COP27 Side Event: The power of inter-agency cooperation to scale up ocean-climate action: Case studies, challenges, and opportunities

Statement by Rebeca Grynspan, Secretary-General of UNCTAD

COP27 Side Event: The power of inter-agency cooperation to scale up ocean-climate action: Case studies, challenges, and opportunities

Sharm El-Sheikh, Egypt
12 November 2022

Chair, Mr. Mark Haver,
Your Excellencies,
Distinguished delegates,
Dear friends,

I wish this meeting would have come at a better time. But it doesn’t.

The stakes for ocean-climate action could not be higher in this make-or-break COP.

The latest IPCC Report warned that global warming is accelerating faster than expected, producing increasingly extreme natural disasters, with devastating consequences.

Extreme weather events are gateways to poverty and distress for all countries, but especially for coastal and island communities across the developing world, who are at the same time most exposed to, and least able to cope with, disaster.

Extreme climate events have socioeconomic impacts and implications for trade and development. This is true in the short-term, but especially in the long-term.

Coastal and island communities lack resources to deal with disasters, let alone divert the scarce resources for long-term sustainable development.

In the light of what is at stake, synergy of effort and close inter-agency collaboration through the UN-Oceans mechanism on mitigation, adaptation, and disaster risk reduction, is a must.

UNCTAD has been engaging actively with other agencies in advancing work to address the immense challenges ahead and stands ready to do more.

UNCTAD seeks to advance work in a number of areas.

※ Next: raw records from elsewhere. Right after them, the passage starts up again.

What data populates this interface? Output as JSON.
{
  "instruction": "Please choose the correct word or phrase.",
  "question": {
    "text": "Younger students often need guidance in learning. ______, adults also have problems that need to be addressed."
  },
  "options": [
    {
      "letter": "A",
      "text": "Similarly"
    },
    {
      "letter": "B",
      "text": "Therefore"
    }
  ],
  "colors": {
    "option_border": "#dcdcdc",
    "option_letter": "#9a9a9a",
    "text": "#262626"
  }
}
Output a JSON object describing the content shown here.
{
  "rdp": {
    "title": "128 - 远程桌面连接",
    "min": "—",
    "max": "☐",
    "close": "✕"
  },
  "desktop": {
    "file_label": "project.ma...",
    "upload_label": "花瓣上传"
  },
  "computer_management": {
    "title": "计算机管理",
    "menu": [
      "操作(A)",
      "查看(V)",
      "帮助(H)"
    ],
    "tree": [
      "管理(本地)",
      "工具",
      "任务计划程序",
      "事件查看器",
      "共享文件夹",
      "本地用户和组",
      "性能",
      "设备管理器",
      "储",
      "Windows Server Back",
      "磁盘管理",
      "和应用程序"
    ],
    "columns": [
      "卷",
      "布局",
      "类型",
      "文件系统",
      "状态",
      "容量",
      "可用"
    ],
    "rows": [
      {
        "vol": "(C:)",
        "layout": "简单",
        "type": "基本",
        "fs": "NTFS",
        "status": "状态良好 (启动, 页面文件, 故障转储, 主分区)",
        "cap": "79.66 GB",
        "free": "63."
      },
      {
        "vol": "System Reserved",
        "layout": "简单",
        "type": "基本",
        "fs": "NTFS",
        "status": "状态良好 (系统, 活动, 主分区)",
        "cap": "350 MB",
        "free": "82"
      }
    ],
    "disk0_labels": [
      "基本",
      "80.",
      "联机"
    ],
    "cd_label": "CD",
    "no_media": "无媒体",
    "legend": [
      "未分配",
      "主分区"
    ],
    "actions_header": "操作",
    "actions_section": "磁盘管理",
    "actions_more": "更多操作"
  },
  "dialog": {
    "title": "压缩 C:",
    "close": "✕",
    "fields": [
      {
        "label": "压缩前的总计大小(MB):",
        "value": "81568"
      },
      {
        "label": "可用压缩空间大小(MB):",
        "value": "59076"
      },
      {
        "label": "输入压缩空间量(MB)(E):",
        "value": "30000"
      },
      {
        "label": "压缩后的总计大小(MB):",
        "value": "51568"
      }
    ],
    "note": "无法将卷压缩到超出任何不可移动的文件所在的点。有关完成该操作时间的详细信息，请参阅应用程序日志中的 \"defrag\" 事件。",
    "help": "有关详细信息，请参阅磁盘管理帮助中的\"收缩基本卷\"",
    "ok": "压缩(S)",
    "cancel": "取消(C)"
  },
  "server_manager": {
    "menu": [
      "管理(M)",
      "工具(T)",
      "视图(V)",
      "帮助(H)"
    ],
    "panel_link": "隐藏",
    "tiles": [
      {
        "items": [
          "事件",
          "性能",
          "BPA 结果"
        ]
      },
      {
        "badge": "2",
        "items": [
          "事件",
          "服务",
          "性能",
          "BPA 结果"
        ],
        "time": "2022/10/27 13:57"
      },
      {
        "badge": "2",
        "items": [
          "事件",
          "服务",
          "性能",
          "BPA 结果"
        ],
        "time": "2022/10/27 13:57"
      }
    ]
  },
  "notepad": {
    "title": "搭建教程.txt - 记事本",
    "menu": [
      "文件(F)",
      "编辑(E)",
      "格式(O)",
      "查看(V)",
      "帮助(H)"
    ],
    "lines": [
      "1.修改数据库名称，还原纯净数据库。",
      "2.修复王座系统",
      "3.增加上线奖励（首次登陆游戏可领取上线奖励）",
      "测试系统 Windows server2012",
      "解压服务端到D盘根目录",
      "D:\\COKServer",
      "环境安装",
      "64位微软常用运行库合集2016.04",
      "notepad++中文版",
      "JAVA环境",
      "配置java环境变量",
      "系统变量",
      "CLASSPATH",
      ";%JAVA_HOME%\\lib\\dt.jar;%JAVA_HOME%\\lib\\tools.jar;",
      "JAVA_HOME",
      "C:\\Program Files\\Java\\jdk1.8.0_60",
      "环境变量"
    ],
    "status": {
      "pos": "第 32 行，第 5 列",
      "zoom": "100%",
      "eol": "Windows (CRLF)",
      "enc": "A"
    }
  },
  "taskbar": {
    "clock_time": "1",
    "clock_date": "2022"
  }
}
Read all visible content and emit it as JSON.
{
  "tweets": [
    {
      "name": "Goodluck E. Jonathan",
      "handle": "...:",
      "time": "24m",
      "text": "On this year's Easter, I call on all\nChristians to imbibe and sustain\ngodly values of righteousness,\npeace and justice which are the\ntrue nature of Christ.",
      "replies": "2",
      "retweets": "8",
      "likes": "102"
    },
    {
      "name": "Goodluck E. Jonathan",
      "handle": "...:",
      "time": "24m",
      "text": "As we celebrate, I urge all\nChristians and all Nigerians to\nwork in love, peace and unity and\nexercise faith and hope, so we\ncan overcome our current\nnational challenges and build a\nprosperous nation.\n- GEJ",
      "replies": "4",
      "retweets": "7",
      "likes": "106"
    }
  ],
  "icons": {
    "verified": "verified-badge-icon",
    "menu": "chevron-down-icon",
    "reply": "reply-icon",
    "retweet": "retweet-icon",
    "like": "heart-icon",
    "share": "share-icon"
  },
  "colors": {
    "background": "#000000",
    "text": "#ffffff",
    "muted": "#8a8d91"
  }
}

For example, on adaptation.

We want to promote disaster risk reduction and resilience-building for seaports, where there is great need to develop Early Warning Systems and effective risk and vulnerability assessments.

And we also want to advance on the critical issue of infrastructure finance and investment.

With estimated adaptation costs in developing countries five to ten times greater than what is currently available, significant acceleration of efforts are urgently needed.

As UNCTAD has recently highlighted in a Policy Brief, this is particularly the Small Island Developing States agenda.

And on mitigation,

Beside the decarbonisation of maritime transport, there is an urgent need to support the energy transition of the fisheries value chain.

It has been estimated that fishing fleets emitted over 200 million tonnes of CO2 in 2016 alone, representing about one-quarter of total emissions in the shipping industry, or about

0.5 per cent of global emissions.

Advancing in this area will be important also for food security reasons, as fish is the lowest greenhouse gas animal protein, rich in nutrients and micronutrients such as Omega 3.

UNCTAD, as the UN system focal point for trade and development, welcomes and strongly supports the collaborative work of UN-Oceans and all the agencies involved.

In closing, let me wish you all a very productive, engaging, and above all impactful session ahead.

Thank you.